Task to carry out:
Check every line of the data below for the string "Uprawnienia", and copy the ones that hold it.

"""

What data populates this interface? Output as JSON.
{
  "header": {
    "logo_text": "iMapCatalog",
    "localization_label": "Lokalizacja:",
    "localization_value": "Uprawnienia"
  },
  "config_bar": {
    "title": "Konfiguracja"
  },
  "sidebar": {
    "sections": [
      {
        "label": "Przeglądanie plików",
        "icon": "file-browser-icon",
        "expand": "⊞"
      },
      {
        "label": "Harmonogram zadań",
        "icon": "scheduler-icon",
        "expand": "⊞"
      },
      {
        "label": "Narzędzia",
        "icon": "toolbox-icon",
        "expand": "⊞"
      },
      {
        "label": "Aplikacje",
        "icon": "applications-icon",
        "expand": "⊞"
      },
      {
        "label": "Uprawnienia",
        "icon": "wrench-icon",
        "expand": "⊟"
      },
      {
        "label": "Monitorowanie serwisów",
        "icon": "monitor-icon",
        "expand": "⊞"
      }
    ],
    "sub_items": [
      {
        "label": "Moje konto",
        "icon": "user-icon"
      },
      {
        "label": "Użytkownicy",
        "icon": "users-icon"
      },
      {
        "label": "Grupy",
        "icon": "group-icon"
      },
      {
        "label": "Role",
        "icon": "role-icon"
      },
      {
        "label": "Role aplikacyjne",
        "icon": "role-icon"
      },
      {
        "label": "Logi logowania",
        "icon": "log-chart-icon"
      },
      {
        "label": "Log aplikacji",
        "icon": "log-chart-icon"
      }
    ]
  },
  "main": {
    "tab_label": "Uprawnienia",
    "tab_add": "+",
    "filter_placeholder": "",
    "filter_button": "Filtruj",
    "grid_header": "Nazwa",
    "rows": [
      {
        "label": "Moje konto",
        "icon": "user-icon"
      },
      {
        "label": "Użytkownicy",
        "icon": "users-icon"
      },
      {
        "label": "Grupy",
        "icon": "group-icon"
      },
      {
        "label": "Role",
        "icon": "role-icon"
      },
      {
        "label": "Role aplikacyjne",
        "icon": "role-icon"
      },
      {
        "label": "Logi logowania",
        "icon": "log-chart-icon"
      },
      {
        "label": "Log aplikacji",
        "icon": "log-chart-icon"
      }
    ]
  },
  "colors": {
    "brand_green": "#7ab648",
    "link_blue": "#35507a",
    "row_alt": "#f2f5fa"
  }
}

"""

Output for this task:
    "localization_value": "Uprawnienia"
        "label": "Uprawnienia",
    "tab_label": "Uprawnienia",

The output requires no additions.